He is a sprightly 77-year-old schoolteacher who has spent his life discovering ancient painted rock shelters in an area of central India called Narsinghgarh.
Yet few outside the small town where he lives know about Jitendra Dutt Tripathi or that his doctoral dissertation, written while he taught at the local school, is the only available study of the rock paintings to which he devotes his time.
Why is it important to draw attention to the work of Dr Tripathi and others like him in India? One reason is that, since 2005, a high-powered National Knowledge Commission has been preparing a blueprint that aims to harness India's brainpower and transform it into a "knowledge hub".
How can the frontiers of Indian research expand? Where are its "knowledge producers" sited and why is there a lack of communication among them? Is the absence of contact a result merely of a lack of the hardware or tools of contact, or are there deeper prejudices at work?
These are questions that the commission was expected to address, and it has opted for a technological solution. In its recently published book, Towards a Knowledge Society, a high-speed broadband network is identified as the way forward, linking existing research laboratories, universities and other institutions of higher education across the country.
This solution would work if all knowledge in India emanated from research institutions and universities. A great deal of it does, and surely a high-speed network should be established.
But knowledge also continues to be generated by people outside academia. I can speak about my own discipline, archaeology, with some confidence, but this is likely to be the situation in many others, too.
Dr Tripathi is not alone among the amateurs in small towns and villages who have expanded the frontiers of archaeology. East India has had a particularly robust group of such scholars, ranging from the late Manik Lal Sinha - another schoolteacher who used his holidays to make surveys of local archaeological sites - to Prasanta Kumara Mandal, a government bank official who built up a museum in Tamluk with his collection of antiquities.
Tamil Nadu, the southern-most state of India, is also home to antiquarian societies.

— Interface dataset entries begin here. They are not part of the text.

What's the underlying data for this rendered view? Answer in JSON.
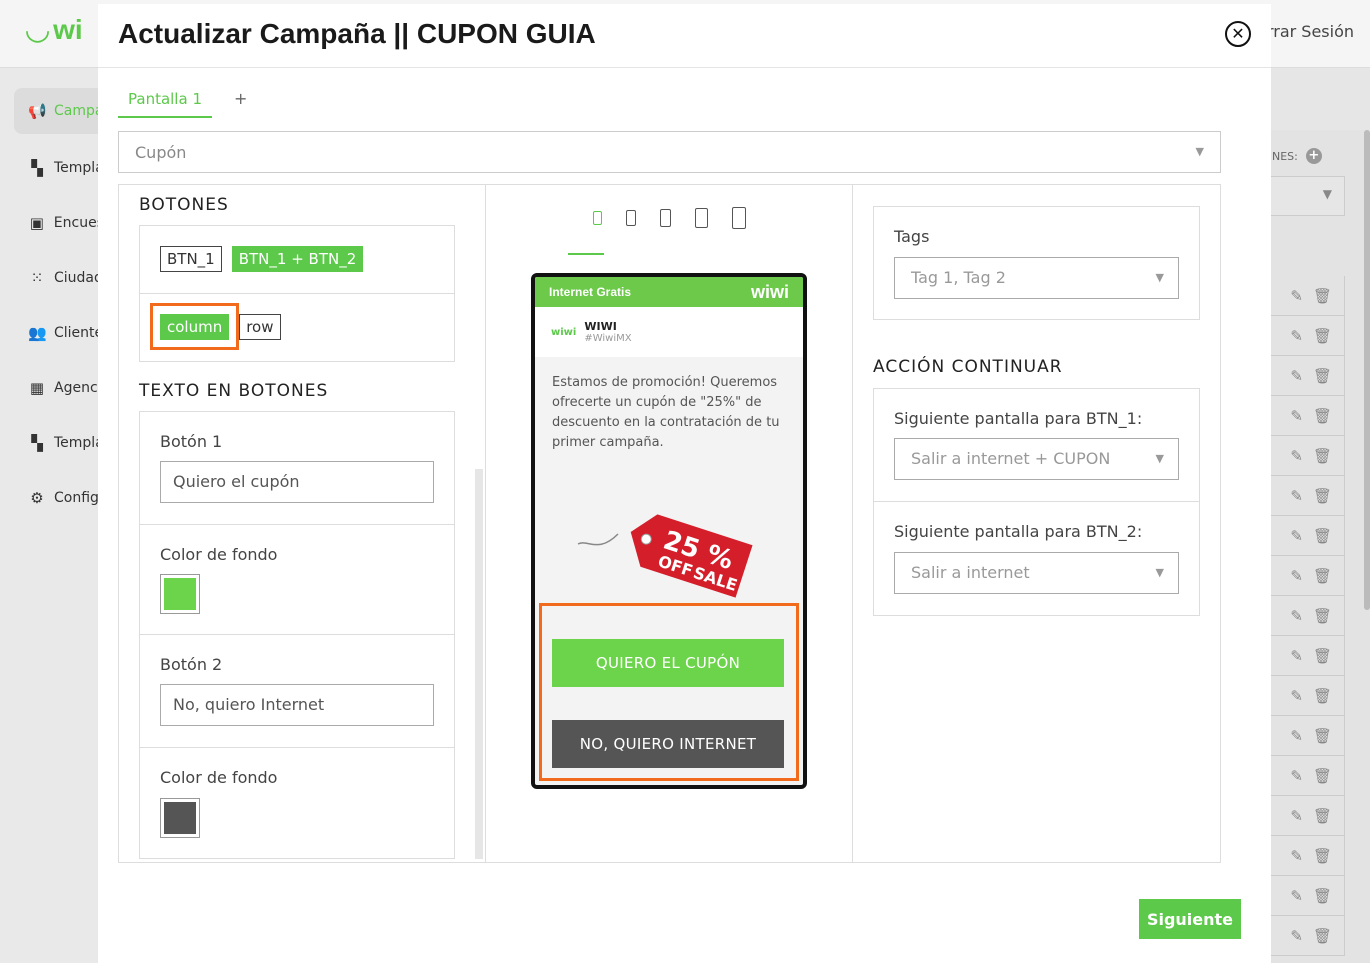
{
  "background": {
    "logo_text": "wi",
    "logout_label": "rrar Sesión",
    "nav": [
      {
        "icon": "megaphone-icon",
        "glyph": "📢",
        "label": "Campa"
      },
      {
        "icon": "template-icon",
        "glyph": "▚",
        "label": "Templa"
      },
      {
        "icon": "clipboard-icon",
        "glyph": "▣",
        "label": "Encues"
      },
      {
        "icon": "grid-dots-icon",
        "glyph": "⁙",
        "label": "Ciudad"
      },
      {
        "icon": "users-icon",
        "glyph": "👥",
        "label": "Cliente"
      },
      {
        "icon": "building-icon",
        "glyph": "▦",
        "label": "Agenc"
      },
      {
        "icon": "template-icon",
        "glyph": "▚",
        "label": "Templa"
      },
      {
        "icon": "gear-icon",
        "glyph": "⚙",
        "label": "Config"
      }
    ],
    "right_header": "NES:",
    "right_select_arrow": "▼"
  },
  "modal": {
    "title": "Actualizar Campaña || CUPON GUIA",
    "close_glyph": "✕",
    "tabs": [
      {
        "label": "Pantalla 1"
      }
    ],
    "add_tab_label": "+",
    "screen_type": "Cupón",
    "select_arrow": "▼",
    "left": {
      "buttons_title": "BOTONES",
      "btn_options": [
        "BTN_1",
        "BTN_1 + BTN_2"
      ],
      "layout_options": [
        "column",
        "row"
      ],
      "text_title": "TEXTO EN BOTONES",
      "btn1_label": "Botón 1",
      "btn1_value": "Quiero el cupón",
      "bg_color_label": "Color de fondo",
      "btn1_color": "#6cd44a",
      "btn2_label": "Botón 2",
      "btn2_value": "No, quiero Internet",
      "btn2_color": "#555555"
    },
    "preview": {
      "top_bar_text": "Internet Gratis",
      "top_bar_logo": "wiwi",
      "brand_logo": "wiwi",
      "brand_name": "WIWI",
      "brand_handle": "#WiwiMX",
      "message": "Estamos de promoción! Queremos ofrecerte un cupón de \"25%\" de descuento en la contratación de tu primer campaña.",
      "tag_percent": "25 %",
      "tag_line1": "OFF",
      "tag_line2": "SALE",
      "btn1": "QUIERO EL CUPÓN",
      "btn2": "NO, QUIERO INTERNET"
    },
    "right": {
      "tags_label": "Tags",
      "tags_placeholder": "Tag 1, Tag 2",
      "action_title": "ACCIÓN CONTINUAR",
      "btn1_next_label": "Siguiente pantalla para BTN_1:",
      "btn1_next_value": "Salir a internet + CUPON",
      "btn2_next_label": "Siguiente pantalla para BTN_2:",
      "btn2_next_value": "Salir a internet"
    },
    "next_button": "Siguiente"
  }
}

One of these, Tamil Nadu Archaeological Society, publishes news of discoveries of sites, inscriptions and coins in Avanam, its vernacular journal.

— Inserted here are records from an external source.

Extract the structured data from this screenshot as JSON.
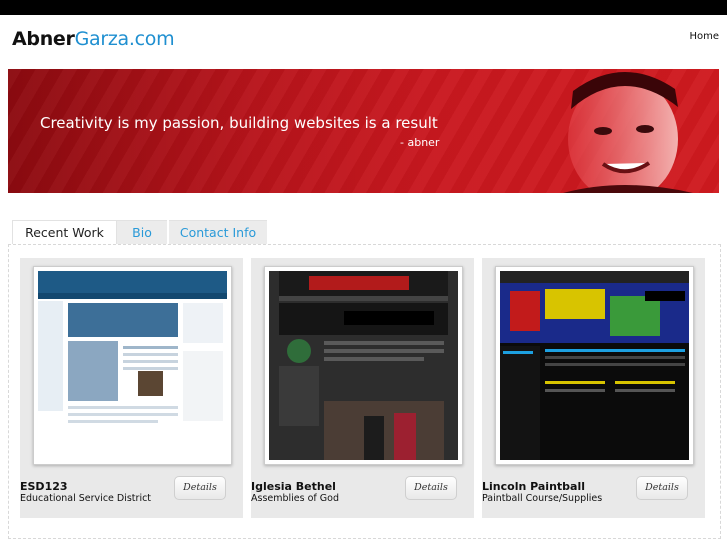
{
  "header": {
    "logo_first": "Abner",
    "logo_second": "Garza.com",
    "nav_home": "Home"
  },
  "banner": {
    "tagline": "Creativity is my passion, building websites is a result",
    "signature": "- abner"
  },
  "tabs": [
    {
      "label": "Recent Work"
    },
    {
      "label": "Bio"
    },
    {
      "label": "Contact Info"
    }
  ],
  "work": [
    {
      "title": "ESD123",
      "subtitle": "Educational Service District",
      "details_label": "Details"
    },
    {
      "title": "Iglesia Bethel",
      "subtitle": "Assemblies of God",
      "details_label": "Details"
    },
    {
      "title": "Lincoln Paintball",
      "subtitle": "Paintball Course/Supplies",
      "details_label": "Details"
    }
  ],
  "colors": {
    "accent": "#1f8fd0",
    "banner": "#c9181f",
    "topbar": "#000000"
  }
}
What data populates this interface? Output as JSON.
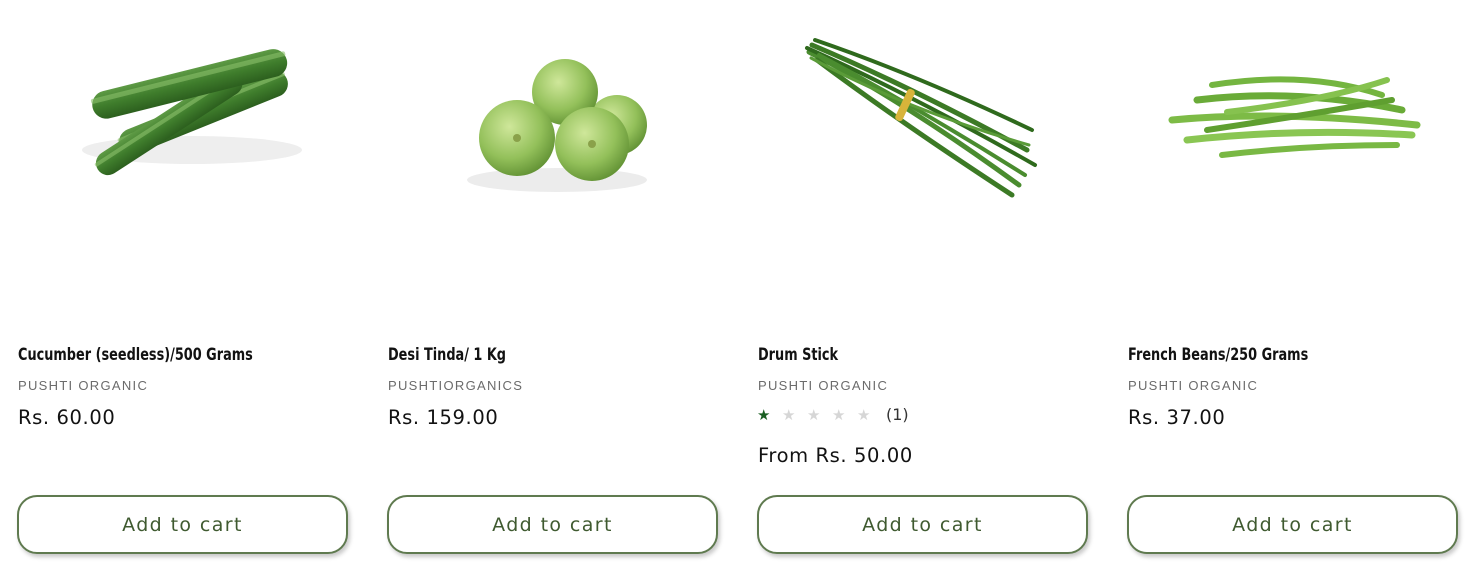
{
  "products": [
    {
      "image_alt": "cucumber",
      "title": "Cucumber (seedless)/500 Grams",
      "vendor": "PUSHTI ORGANIC",
      "price": "Rs. 60.00",
      "cart_label": "Add to cart"
    },
    {
      "image_alt": "tinda",
      "title": "Desi Tinda/ 1 Kg",
      "vendor": "PUSHTIORGANICS",
      "price": "Rs. 159.00",
      "cart_label": "Add to cart"
    },
    {
      "image_alt": "drumstick",
      "title": "Drum Stick",
      "vendor": "PUSHTI ORGANIC",
      "rating": {
        "value": 1,
        "max": 5,
        "count_label": "(1)"
      },
      "price": "From Rs. 50.00",
      "cart_label": "Add to cart"
    },
    {
      "image_alt": "french-beans",
      "title": "French Beans/250 Grams",
      "vendor": "PUSHTI ORGANIC",
      "price": "Rs. 37.00",
      "cart_label": "Add to cart"
    }
  ],
  "colors": {
    "accent": "#5f7a4f",
    "button_text": "#3f5a30",
    "star_filled": "#1a5f22",
    "star_empty": "#d6d6d6",
    "vendor_text": "#6b6b6b"
  }
}
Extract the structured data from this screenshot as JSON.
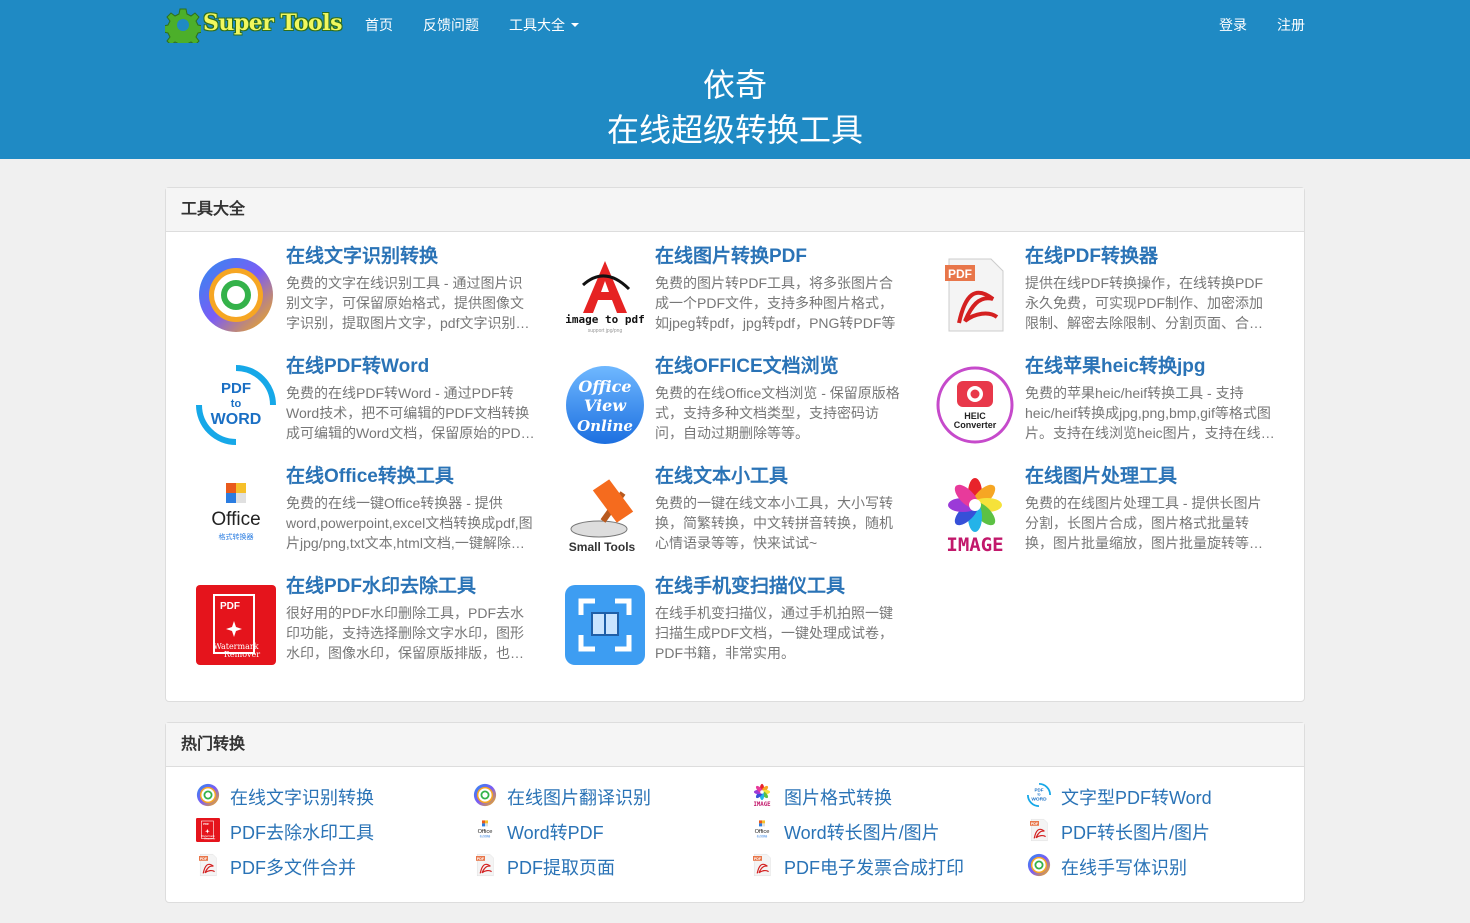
{
  "header": {
    "logo": "Super Tools",
    "nav": [
      {
        "label": "首页"
      },
      {
        "label": "反馈问题"
      },
      {
        "label": "工具大全"
      }
    ],
    "login": "登录",
    "register": "注册",
    "title_line1": "依奇",
    "title_line2": "在线超级转换工具"
  },
  "tools_panel": {
    "heading": "工具大全",
    "tools": [
      {
        "title": "在线文字识别转换",
        "desc": "免费的文字在线识别工具 - 通过图片识别文字，可保留原始格式，提供图像文字识别，提取图片文字，pdf文字识别等功能",
        "icon": "ocr-ring-icon"
      },
      {
        "title": "在线图片转换PDF",
        "desc": "免费的图片转PDF工具，将多张图片合成一个PDF文件，支持多种图片格式，如jpeg转pdf，jpg转pdf，PNG转PDF等",
        "icon": "image-to-pdf-icon"
      },
      {
        "title": "在线PDF转换器",
        "desc": "提供在线PDF转换操作，在线转换PDF永久免费，可实现PDF制作、加密添加限制、解密去除限制、分割页面、合并文件等",
        "icon": "pdf-file-icon"
      },
      {
        "title": "在线PDF转Word",
        "desc": "免费的在线PDF转Word - 通过PDF转Word技术，把不可编辑的PDF文档转换成可编辑的Word文档，保留原始的PDF格式",
        "icon": "pdf-to-word-icon"
      },
      {
        "title": "在线OFFICE文档浏览",
        "desc": "免费的在线Office文档浏览 - 保留原版格式，支持多种文档类型，支持密码访问，自动过期删除等等。",
        "icon": "office-view-online-icon"
      },
      {
        "title": "在线苹果heic转换jpg",
        "desc": "免费的苹果heic/heif转换工具 - 支持heic/heif转换成jpg,png,bmp,gif等格式图片。支持在线浏览heic图片，支持在线转换",
        "icon": "heic-converter-icon"
      },
      {
        "title": "在线Office转换工具",
        "desc": "免费的在线一键Office转换器 - 提供word,powerpoint,excel文档转换成pdf,图片jpg/png,txt文本,html文档,一键解除限制",
        "icon": "office-converter-icon"
      },
      {
        "title": "在线文本小工具",
        "desc": "免费的一键在线文本小工具，大小写转换，简繁转换，中文转拼音转换，随机心情语录等等，快来试试~",
        "icon": "small-tools-hammer-icon"
      },
      {
        "title": "在线图片处理工具",
        "desc": "免费的在线图片处理工具 - 提供长图片分割，长图片合成，图片格式批量转换，图片批量缩放，图片批量旋转等功能",
        "icon": "image-flower-icon"
      },
      {
        "title": "在线PDF水印去除工具",
        "desc": "很好用的PDF水印删除工具，PDF去水印功能，支持选择删除文字水印，图形水印，图像水印，保留原版排版，也可以去除",
        "icon": "watermark-remover-icon"
      },
      {
        "title": "在线手机变扫描仪工具",
        "desc": "在线手机变扫描仪，通过手机拍照一键扫描生成PDF文档，一键处理成试卷，PDF书籍，非常实用。",
        "icon": "scanner-icon"
      }
    ]
  },
  "hot_panel": {
    "heading": "热门转换",
    "items": [
      {
        "label": "在线文字识别转换",
        "icon": "ocr-ring-icon"
      },
      {
        "label": "在线图片翻译识别",
        "icon": "ocr-ring-icon"
      },
      {
        "label": "图片格式转换",
        "icon": "image-flower-icon"
      },
      {
        "label": "文字型PDF转Word",
        "icon": "pdf-to-word-icon"
      },
      {
        "label": "PDF去除水印工具",
        "icon": "watermark-remover-icon"
      },
      {
        "label": "Word转PDF",
        "icon": "office-converter-icon"
      },
      {
        "label": "Word转长图片/图片",
        "icon": "office-converter-icon"
      },
      {
        "label": "PDF转长图片/图片",
        "icon": "pdf-file-icon"
      },
      {
        "label": "PDF多文件合并",
        "icon": "pdf-file-icon"
      },
      {
        "label": "PDF提取页面",
        "icon": "pdf-file-icon"
      },
      {
        "label": "PDF电子发票合成打印",
        "icon": "pdf-file-icon"
      },
      {
        "label": "在线手写体识别",
        "icon": "ocr-ring-icon"
      }
    ]
  },
  "colors": {
    "header_bg": "#1f8ac4",
    "link": "#2a73b6",
    "desc": "#777777"
  }
}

It is the work of such societies and individuals that contributes in equal measure to creating Indian archaeology's weighty database.
Over the past few years, Anil Gupta, a professor at the elite Indian Institute of Management at Ahmedabad, has pioneered a nationwide network to identify and support the "informal sector" of grassroots innovators and innovations that don't depend on formal "knowledge" as the commission seems to define it.
Why such heroes remain unsung has little to do with the absence of a telecom maze. Instead, it is related to existing mindsets. Those who have a high academic visibility in India tend to suffer from a low exposure to, and interest in, committed amateurs and regional scholars.
They are also largely big-city, English-speaking scholars who continue to be uncomfortable with the Indian languages in which people from small towns and places publish.
If the commission intends to genuinely provide a road map for networking India's knowledge potential, it must find ways of integrating those outside the academy as well as those within it.